_WORK REQUEST_
Below are some records. Print all of them exactly as they appear.
━━━━━━━━━━━━━━━━
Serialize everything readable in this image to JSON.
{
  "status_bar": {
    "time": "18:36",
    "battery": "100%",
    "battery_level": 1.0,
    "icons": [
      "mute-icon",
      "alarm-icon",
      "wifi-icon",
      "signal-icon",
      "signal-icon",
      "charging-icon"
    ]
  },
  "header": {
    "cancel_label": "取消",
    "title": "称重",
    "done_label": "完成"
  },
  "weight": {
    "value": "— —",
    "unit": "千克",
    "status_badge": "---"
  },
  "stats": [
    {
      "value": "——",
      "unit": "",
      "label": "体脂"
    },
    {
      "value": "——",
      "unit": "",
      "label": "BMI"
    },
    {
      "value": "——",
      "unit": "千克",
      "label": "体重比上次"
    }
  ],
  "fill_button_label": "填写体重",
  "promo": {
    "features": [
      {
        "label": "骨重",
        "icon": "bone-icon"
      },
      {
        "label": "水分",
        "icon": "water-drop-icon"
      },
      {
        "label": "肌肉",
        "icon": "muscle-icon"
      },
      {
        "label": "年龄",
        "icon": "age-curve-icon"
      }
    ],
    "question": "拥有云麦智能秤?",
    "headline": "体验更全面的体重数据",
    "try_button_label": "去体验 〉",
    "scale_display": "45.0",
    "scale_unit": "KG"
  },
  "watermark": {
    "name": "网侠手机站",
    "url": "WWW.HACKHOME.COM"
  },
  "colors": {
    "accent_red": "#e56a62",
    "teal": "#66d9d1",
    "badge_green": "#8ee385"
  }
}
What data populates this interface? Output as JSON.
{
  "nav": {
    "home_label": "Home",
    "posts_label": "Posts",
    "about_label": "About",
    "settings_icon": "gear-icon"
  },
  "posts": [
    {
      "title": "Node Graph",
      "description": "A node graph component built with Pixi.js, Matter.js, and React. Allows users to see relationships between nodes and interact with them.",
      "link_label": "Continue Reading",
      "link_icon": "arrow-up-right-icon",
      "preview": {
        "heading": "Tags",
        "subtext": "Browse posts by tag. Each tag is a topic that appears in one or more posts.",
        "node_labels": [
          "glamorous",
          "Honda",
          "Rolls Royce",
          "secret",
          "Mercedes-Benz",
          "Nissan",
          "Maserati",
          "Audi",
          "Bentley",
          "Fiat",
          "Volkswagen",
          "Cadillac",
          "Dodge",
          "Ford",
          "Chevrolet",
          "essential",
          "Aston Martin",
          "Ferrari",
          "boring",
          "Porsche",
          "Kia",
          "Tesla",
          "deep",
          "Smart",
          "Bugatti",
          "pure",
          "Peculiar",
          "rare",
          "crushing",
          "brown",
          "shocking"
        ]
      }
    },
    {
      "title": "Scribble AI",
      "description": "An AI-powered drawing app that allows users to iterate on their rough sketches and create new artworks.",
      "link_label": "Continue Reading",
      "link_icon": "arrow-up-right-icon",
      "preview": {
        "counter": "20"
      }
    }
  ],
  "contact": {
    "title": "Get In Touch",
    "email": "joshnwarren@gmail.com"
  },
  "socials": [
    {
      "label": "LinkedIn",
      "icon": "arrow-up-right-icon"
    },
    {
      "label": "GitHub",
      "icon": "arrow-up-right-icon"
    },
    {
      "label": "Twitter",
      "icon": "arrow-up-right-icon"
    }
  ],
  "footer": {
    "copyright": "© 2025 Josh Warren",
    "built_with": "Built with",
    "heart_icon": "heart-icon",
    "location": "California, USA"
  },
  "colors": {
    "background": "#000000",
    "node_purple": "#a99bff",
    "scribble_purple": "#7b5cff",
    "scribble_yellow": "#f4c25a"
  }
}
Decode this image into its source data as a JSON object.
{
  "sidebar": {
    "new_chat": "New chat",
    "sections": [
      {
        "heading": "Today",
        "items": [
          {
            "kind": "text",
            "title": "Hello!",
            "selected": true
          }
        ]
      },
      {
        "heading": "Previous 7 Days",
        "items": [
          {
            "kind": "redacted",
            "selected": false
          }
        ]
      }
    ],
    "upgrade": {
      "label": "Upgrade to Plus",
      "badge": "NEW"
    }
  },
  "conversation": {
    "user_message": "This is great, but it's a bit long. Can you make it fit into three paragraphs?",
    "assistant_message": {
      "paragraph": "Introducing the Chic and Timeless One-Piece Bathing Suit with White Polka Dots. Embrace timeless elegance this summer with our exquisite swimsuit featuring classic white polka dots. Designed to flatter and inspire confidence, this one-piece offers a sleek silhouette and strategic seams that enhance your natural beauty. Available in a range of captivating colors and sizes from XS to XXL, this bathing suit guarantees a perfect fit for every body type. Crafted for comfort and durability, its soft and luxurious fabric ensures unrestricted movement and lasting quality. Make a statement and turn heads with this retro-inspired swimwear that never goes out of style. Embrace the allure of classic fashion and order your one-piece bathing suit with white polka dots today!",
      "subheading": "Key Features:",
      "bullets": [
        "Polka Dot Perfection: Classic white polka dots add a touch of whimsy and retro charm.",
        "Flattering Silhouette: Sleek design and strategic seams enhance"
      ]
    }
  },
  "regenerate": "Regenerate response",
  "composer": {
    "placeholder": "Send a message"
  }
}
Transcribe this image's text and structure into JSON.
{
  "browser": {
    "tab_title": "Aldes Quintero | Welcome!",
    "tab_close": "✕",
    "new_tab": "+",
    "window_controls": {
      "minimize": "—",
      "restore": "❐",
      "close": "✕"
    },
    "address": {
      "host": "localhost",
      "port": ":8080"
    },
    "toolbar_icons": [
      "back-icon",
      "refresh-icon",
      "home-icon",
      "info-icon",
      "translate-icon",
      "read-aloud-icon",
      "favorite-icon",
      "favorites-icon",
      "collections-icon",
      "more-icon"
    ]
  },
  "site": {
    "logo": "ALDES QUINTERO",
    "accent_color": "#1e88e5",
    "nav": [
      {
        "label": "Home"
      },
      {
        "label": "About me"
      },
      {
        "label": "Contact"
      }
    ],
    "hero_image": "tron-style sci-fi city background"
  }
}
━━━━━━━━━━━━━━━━
_EXERCISE SOLUTION_
Serialize everything readable in this image to JSON.
{
  "status_bar": {
    "time": "18:36",
    "battery": "100%",
    "battery_level": 1.0,
    "icons": [
      "mute-icon",
      "alarm-icon",
      "wifi-icon",
      "signal-icon",
      "signal-icon",
      "charging-icon"
    ]
  },
  "header": {
    "cancel_label": "取消",
    "title": "称重",
    "done_label": "完成"
  },
  "weight": {
    "value": "— —",
    "unit": "千克",
    "status_badge": "---"
  },
  "stats": [
    {
      "value": "——",
      "unit": "",
      "label": "体脂"
    },
    {
      "value": "——",
      "unit": "",
      "label": "BMI"
    },
    {
      "value": "——",
      "unit": "千克",
      "label": "体重比上次"
    }
  ],
  "fill_button_label": "填写体重",
  "promo": {
    "features": [
      {
        "label": "骨重",
        "icon": "bone-icon"
      },
      {
        "label": "水分",
        "icon": "water-drop-icon"
      },
      {
        "label": "肌肉",
        "icon": "muscle-icon"
      },
      {
        "label": "年龄",
        "icon": "age-curve-icon"
      }
    ],
    "question": "拥有云麦智能秤?",
    "headline": "体验更全面的体重数据",
    "try_button_label": "去体验 〉",
    "scale_display": "45.0",
    "scale_unit": "KG"
  },
  "watermark": {
    "name": "网侠手机站",
    "url": "WWW.HACKHOME.COM"
  },
  "colors": {
    "accent_red": "#e56a62",
    "teal": "#66d9d1",
    "badge_green": "#8ee385"
  }
}
What data populates this interface? Output as JSON.
{
  "nav": {
    "home_label": "Home",
    "posts_label": "Posts",
    "about_label": "About",
    "settings_icon": "gear-icon"
  },
  "posts": [
    {
      "title": "Node Graph",
      "description": "A node graph component built with Pixi.js, Matter.js, and React. Allows users to see relationships between nodes and interact with them.",
      "link_label": "Continue Reading",
      "link_icon": "arrow-up-right-icon",
      "preview": {
        "heading": "Tags",
        "subtext": "Browse posts by tag. Each tag is a topic that appears in one or more posts.",
        "node_labels": [
          "glamorous",
          "Honda",
          "Rolls Royce",
          "secret",
          "Mercedes-Benz",
          "Nissan",
          "Maserati",
          "Audi",
          "Bentley",
          "Fiat",
          "Volkswagen",
          "Cadillac",
          "Dodge",
          "Ford",
          "Chevrolet",
          "essential",
          "Aston Martin",
          "Ferrari",
          "boring",
          "Porsche",
          "Kia",
          "Tesla",
          "deep",
          "Smart",
          "Bugatti",
          "pure",
          "Peculiar",
          "rare",
          "crushing",
          "brown",
          "shocking"
        ]
      }
    },
    {
      "title": "Scribble AI",
      "description": "An AI-powered drawing app that allows users to iterate on their rough sketches and create new artworks.",
      "link_label": "Continue Reading",
      "link_icon": "arrow-up-right-icon",
      "preview": {
        "counter": "20"
      }
    }
  ],
  "contact": {
    "title": "Get In Touch",
    "email": "joshnwarren@gmail.com"
  },
  "socials": [
    {
      "label": "LinkedIn",
      "icon": "arrow-up-right-icon"
    },
    {
      "label": "GitHub",
      "icon": "arrow-up-right-icon"
    },
    {
      "label": "Twitter",
      "icon": "arrow-up-right-icon"
    }
  ],
  "footer": {
    "copyright": "© 2025 Josh Warren",
    "built_with": "Built with",
    "heart_icon": "heart-icon",
    "location": "California, USA"
  },
  "colors": {
    "background": "#000000",
    "node_purple": "#a99bff",
    "scribble_purple": "#7b5cff",
    "scribble_yellow": "#f4c25a"
  }
}
Decode this image into its source data as a JSON object.
{
  "sidebar": {
    "new_chat": "New chat",
    "sections": [
      {
        "heading": "Today",
        "items": [
          {
            "kind": "text",
            "title": "Hello!",
            "selected": true
          }
        ]
      },
      {
        "heading": "Previous 7 Days",
        "items": [
          {
            "kind": "redacted",
            "selected": false
          }
        ]
      }
    ],
    "upgrade": {
      "label": "Upgrade to Plus",
      "badge": "NEW"
    }
  },
  "conversation": {
    "user_message": "This is great, but it's a bit long. Can you make it fit into three paragraphs?",
    "assistant_message": {
      "paragraph": "Introducing the Chic and Timeless One-Piece Bathing Suit with White Polka Dots. Embrace timeless elegance this summer with our exquisite swimsuit featuring classic white polka dots. Designed to flatter and inspire confidence, this one-piece offers a sleek silhouette and strategic seams that enhance your natural beauty. Available in a range of captivating colors and sizes from XS to XXL, this bathing suit guarantees a perfect fit for every body type. Crafted for comfort and durability, its soft and luxurious fabric ensures unrestricted movement and lasting quality. Make a statement and turn heads with this retro-inspired swimwear that never goes out of style. Embrace the allure of classic fashion and order your one-piece bathing suit with white polka dots today!",
      "subheading": "Key Features:",
      "bullets": [
        "Polka Dot Perfection: Classic white polka dots add a touch of whimsy and retro charm.",
        "Flattering Silhouette: Sleek design and strategic seams enhance"
      ]
    }
  },
  "regenerate": "Regenerate response",
  "composer": {
    "placeholder": "Send a message"
  }
}
Transcribe this image's text and structure into JSON.
{
  "browser": {
    "tab_title": "Aldes Quintero | Welcome!",
    "tab_close": "✕",
    "new_tab": "+",
    "window_controls": {
      "minimize": "—",
      "restore": "❐",
      "close": "✕"
    },
    "address": {
      "host": "localhost",
      "port": ":8080"
    },
    "toolbar_icons": [
      "back-icon",
      "refresh-icon",
      "home-icon",
      "info-icon",
      "translate-icon",
      "read-aloud-icon",
      "favorite-icon",
      "favorites-icon",
      "collections-icon",
      "more-icon"
    ]
  },
  "site": {
    "logo": "ALDES QUINTERO",
    "accent_color": "#1e88e5",
    "nav": [
      {
        "label": "Home"
      },
      {
        "label": "About me"
      },
      {
        "label": "Contact"
      }
    ],
    "hero_image": "tron-style sci-fi city background"
  }
}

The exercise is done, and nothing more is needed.